Rhode Island’s $9.2 billion fiscal 2018 budget is in no-man’s land after last-minute Senate changes angered House members and triggered a standstill.
By law, the state will avoid a shutdown by operating with last year’s budget until lawmakers adopt a new one and Gov. Gina Raimondo signs it.
“The government will continue without interruption,” Raimondo told reporters Wednesday in Providence.
The standoff, though, doesn’t seem to have an end in sight with Speaker Nicholas Mattiello, D-Cranston, saying he won’t reconvene the House this summer.
Chaos ensued late last week when the Senate modified the six-year elimination of the car tax that was part of the House-approved bill that Mattiello championed.
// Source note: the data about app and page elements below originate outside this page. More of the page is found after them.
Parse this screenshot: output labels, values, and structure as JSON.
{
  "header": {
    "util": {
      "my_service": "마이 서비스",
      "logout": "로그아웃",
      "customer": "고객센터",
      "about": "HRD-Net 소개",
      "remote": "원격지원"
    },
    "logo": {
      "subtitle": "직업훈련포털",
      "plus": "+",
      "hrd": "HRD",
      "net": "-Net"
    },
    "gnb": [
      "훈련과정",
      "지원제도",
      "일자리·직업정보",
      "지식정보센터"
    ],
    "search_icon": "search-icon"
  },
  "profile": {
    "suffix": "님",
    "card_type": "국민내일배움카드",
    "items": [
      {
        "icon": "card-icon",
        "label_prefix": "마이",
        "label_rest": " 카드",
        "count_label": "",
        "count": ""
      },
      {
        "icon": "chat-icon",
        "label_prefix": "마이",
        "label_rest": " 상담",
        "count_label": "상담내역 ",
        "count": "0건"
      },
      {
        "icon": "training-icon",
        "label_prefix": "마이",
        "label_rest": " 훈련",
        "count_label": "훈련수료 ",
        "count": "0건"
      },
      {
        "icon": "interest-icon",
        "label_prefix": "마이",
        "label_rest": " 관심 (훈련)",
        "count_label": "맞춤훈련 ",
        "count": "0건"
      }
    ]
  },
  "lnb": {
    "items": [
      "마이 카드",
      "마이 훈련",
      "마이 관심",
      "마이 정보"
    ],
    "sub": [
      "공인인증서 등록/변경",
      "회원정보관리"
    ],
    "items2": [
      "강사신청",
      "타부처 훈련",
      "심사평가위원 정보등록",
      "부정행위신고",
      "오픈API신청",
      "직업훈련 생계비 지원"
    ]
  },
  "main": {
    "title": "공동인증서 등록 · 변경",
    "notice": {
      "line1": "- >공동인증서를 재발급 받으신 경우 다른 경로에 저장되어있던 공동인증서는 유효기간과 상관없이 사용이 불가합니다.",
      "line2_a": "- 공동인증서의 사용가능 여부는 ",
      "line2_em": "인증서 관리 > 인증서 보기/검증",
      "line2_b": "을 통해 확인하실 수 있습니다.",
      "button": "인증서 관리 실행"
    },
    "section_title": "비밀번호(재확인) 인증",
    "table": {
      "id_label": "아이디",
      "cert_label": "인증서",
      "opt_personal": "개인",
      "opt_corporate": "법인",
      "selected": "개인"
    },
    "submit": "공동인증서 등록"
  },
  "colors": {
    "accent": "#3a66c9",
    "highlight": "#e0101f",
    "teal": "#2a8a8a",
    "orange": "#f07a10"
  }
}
Days earlier, the Senate finance committee had overwhelmingly passed the House budget.
The Senate amendment would block further increases in reimbursement to towns for lost car-tax revenue if state revenue drops. This appears to be the only major area of disagreement between the chambers. They are controlled by Democrats, and Raimondo is a Democrat.
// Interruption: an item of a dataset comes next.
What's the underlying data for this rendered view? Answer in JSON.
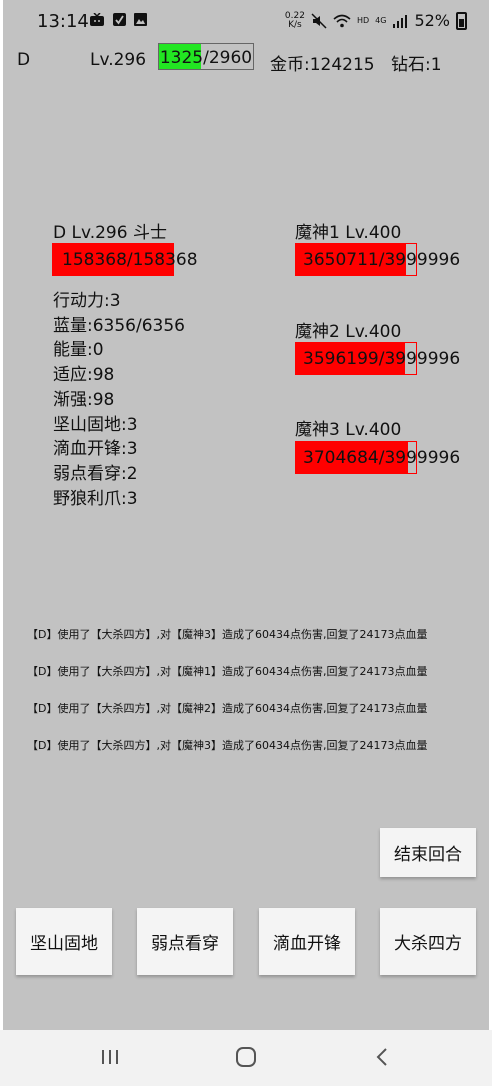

“I object to an amendment designed to repeal the car tax,” Mattiello said Wednesday.
The budget, if passed, would mark the first time Rhode Island spending plan has exceeded $9 billion.
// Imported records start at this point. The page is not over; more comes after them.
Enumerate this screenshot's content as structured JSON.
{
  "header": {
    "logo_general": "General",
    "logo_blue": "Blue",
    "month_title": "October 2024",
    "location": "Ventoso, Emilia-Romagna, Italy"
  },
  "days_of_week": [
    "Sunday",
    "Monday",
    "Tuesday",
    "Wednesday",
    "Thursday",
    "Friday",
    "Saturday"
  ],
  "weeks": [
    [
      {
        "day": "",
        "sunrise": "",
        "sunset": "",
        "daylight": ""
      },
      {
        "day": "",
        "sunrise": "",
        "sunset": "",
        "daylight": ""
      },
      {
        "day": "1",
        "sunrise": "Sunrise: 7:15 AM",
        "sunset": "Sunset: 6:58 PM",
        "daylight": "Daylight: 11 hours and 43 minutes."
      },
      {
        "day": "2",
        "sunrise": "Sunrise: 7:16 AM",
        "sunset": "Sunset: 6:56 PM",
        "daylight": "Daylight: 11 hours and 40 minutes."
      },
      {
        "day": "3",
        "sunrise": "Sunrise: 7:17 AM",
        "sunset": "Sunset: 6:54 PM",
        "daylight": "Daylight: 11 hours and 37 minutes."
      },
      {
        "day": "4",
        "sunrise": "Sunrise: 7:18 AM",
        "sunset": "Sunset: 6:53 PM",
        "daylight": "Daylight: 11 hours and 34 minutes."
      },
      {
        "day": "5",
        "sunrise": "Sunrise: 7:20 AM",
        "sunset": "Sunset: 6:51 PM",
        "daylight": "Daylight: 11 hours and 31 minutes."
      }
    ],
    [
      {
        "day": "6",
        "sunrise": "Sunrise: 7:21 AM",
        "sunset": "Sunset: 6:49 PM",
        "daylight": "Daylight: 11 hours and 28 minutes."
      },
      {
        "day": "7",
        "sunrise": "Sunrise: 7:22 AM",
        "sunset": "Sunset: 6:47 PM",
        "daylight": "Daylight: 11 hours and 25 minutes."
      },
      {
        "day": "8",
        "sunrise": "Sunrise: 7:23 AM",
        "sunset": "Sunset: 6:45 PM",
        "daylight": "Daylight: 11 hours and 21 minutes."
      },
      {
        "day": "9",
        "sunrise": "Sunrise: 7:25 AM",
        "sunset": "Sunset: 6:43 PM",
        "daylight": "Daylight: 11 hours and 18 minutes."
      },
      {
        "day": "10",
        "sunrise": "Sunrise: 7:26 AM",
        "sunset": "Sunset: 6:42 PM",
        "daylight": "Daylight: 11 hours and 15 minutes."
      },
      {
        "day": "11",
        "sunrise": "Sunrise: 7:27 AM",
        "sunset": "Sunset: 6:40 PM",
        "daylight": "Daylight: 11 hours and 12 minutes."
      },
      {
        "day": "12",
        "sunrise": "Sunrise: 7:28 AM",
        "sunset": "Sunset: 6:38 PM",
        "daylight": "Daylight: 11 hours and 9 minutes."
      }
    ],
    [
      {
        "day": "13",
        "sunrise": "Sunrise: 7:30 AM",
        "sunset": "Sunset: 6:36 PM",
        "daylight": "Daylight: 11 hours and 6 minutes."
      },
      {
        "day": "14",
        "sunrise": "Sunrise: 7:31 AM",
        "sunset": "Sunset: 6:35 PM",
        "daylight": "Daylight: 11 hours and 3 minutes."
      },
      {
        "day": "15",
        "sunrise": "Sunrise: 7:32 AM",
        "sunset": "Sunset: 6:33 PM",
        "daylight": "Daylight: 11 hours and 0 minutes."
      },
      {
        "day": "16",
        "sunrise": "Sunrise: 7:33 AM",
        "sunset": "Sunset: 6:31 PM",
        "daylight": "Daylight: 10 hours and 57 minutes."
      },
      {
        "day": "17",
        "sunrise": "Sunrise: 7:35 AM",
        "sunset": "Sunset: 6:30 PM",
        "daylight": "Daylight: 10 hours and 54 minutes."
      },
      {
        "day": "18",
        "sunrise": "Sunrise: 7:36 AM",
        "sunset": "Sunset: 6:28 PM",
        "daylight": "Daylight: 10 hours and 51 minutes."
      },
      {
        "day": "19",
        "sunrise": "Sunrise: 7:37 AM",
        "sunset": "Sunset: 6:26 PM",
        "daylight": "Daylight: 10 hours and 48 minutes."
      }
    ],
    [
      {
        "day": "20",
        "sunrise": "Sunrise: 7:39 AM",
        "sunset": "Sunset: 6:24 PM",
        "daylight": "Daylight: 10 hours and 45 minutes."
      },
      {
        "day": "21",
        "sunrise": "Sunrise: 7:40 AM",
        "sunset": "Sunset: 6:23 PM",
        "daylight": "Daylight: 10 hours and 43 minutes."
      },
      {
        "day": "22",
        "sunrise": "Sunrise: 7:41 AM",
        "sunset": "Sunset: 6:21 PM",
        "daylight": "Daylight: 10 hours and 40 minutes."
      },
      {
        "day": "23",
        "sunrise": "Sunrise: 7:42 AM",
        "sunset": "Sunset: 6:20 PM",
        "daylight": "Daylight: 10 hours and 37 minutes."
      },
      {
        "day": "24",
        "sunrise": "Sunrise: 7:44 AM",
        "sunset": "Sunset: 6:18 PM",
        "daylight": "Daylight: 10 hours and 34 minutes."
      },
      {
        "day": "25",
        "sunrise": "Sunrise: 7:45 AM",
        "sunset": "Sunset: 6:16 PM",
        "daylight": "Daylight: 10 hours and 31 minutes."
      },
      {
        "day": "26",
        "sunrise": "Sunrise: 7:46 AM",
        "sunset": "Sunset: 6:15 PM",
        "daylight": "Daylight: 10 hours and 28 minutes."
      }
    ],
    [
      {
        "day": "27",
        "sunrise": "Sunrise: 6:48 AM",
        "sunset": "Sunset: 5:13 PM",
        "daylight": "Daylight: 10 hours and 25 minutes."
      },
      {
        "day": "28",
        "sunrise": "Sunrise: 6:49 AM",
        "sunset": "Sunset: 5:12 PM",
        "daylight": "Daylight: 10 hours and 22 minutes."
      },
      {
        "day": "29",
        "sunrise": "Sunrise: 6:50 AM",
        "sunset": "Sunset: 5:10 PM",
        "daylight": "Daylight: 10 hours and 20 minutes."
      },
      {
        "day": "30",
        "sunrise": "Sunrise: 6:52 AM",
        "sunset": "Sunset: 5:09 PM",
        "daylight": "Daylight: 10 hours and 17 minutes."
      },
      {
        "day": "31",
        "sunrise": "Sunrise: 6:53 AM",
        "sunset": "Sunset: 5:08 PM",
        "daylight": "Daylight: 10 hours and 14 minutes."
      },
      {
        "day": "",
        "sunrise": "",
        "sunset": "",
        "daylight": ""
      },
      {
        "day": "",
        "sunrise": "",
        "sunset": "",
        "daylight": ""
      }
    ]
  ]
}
The House budget also includes free tuition at Rhode Island Community College, a move some legislators hope will cover four-year public universities in the future.
It also provides free bus fares for low-income elderly and disabled persons for two years. It does not include broad-based tax cuts and features general government cuts to help close the gap on the nearly $134 million shortfall caused by lower than expected revenues and overspending.
The proposed budget also includes provisions to raise state minimum wage to $10.10 starting in 2018 and $10.50 in 2019. The bill fully funds the seventh year of the 10-year-phase-in of the state education funding formula, increasing education aid by $46 million.